When I do eventually finish things, I don’t get satisfaction as my brain is already onto other things. Plus, I always stop and start so often that the day has gone and I feel I have accomplished nothing. By the time I finish, I am exhausted.
Could it be that my way of working is actually at worst making me anxious. Or at least, not helping me.
An article from Psychology Today states:
“Most of all, doctors tell us that multi-tasking causes an increase in the production of cortisol, the stress hormone. When our brain consistently shifts gears, it creates stress and tires us out, leaving us feeling mentally fatigued. In addition, the barrage of information is overwhelming. Figuring out what you need to pay attention to and what you don’t can be down right exhausting“
This resonates with me, as I often feel my anxiety gets MUCH worse when I am overstimulated, like when I have a variety of choices or am in a very noisy place.

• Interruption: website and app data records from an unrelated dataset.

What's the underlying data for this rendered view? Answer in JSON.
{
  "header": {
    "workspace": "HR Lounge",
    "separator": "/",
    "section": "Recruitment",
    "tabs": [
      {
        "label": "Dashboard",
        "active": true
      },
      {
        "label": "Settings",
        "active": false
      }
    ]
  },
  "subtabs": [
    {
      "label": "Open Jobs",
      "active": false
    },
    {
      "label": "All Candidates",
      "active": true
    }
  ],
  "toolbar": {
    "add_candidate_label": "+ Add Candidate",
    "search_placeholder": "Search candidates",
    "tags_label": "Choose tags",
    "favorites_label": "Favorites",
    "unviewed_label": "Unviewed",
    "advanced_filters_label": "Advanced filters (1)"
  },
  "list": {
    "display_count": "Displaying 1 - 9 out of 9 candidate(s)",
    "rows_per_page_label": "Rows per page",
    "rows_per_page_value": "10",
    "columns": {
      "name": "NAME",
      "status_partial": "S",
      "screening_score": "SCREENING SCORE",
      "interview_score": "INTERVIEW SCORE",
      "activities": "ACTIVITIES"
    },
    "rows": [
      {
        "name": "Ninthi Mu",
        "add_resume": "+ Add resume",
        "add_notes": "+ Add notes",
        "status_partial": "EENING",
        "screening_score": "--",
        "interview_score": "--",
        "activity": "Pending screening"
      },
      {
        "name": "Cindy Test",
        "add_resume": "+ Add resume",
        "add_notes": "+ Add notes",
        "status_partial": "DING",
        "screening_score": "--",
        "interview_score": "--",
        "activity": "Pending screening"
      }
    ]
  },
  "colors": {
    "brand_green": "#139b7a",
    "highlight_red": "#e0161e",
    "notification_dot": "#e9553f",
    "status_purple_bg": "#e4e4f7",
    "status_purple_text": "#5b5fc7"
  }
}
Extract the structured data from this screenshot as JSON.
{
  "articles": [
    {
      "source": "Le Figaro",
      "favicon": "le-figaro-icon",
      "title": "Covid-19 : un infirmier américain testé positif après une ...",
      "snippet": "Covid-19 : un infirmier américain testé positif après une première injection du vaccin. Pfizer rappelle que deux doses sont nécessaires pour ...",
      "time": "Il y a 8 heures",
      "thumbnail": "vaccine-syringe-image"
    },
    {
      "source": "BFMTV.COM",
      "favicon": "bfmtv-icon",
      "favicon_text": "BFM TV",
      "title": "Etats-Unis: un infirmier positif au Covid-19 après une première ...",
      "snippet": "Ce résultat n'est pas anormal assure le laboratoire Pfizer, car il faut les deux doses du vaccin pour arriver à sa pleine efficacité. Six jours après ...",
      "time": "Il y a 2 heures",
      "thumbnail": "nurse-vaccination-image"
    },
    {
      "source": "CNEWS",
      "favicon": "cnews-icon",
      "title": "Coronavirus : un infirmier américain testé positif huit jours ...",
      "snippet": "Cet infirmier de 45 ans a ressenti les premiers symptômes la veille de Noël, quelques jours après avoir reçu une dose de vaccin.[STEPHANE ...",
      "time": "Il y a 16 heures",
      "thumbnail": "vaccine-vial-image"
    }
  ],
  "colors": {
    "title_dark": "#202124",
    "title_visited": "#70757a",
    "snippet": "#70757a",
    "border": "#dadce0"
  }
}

So how can we change this when we are constantly doing so many things at once. Multitasking isn’t just starting a variety of tasks as I thought, but it is also when we are working listening to music, checking our phones or driving while chatting with someone. This made me think, when actually was the last time I did just one thing. I even sleep with the TV on! My poor brain must be exhausted.
So I am going to research this more and get back to you with some blogs on some techniques that might help us.
For now, I am going to rest my tired, overstimulated brain!